Your objective =>
Look for the word "Ctrl" in the entries below, then copy every line that has it.

Dataset entries
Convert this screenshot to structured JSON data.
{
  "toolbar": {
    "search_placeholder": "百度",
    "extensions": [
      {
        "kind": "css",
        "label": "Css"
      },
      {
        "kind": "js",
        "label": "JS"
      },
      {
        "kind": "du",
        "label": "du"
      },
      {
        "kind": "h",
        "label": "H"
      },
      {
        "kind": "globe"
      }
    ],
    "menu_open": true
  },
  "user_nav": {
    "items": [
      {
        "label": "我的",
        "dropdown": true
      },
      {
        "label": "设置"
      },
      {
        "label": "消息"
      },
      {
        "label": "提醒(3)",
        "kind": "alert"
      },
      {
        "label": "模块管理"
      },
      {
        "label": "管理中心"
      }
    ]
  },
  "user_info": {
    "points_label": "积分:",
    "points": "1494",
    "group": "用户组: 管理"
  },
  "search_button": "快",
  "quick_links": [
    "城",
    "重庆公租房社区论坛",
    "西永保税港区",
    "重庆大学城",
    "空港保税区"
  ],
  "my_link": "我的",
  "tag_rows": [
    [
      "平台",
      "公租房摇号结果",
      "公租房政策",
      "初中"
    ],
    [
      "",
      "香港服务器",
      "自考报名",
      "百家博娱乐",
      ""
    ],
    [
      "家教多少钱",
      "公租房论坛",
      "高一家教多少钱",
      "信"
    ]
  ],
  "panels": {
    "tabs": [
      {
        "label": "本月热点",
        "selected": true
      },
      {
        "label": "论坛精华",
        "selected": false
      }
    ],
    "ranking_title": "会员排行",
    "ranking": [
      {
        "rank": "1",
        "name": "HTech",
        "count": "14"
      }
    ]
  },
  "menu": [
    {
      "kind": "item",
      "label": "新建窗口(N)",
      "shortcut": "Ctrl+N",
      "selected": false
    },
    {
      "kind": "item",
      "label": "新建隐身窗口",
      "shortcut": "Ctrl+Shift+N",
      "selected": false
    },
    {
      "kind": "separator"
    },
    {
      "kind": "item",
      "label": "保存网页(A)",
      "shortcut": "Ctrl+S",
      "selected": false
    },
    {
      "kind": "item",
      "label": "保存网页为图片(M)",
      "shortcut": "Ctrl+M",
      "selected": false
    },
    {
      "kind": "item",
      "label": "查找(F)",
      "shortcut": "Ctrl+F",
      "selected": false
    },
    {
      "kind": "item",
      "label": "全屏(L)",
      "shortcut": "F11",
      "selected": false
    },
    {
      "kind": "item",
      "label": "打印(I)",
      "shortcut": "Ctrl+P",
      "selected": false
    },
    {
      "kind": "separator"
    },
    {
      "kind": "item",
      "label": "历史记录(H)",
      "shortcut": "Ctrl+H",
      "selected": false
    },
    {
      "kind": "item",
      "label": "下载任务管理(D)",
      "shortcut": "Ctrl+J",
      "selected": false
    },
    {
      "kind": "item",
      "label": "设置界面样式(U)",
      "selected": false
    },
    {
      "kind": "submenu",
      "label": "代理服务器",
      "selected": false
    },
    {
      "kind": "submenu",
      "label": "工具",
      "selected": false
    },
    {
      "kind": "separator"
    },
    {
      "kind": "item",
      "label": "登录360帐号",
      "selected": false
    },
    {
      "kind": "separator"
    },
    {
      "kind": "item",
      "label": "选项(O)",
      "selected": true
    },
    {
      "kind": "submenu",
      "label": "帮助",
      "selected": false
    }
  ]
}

Reply to the task =>
      "shortcut": "Ctrl+N",
      "shortcut": "Ctrl+Shift+N",
      "shortcut": "Ctrl+S",
      "shortcut": "Ctrl+M",
      "shortcut": "Ctrl+F",
      "shortcut": "Ctrl+P",
      "shortcut": "Ctrl+H",
      "shortcut": "Ctrl+J",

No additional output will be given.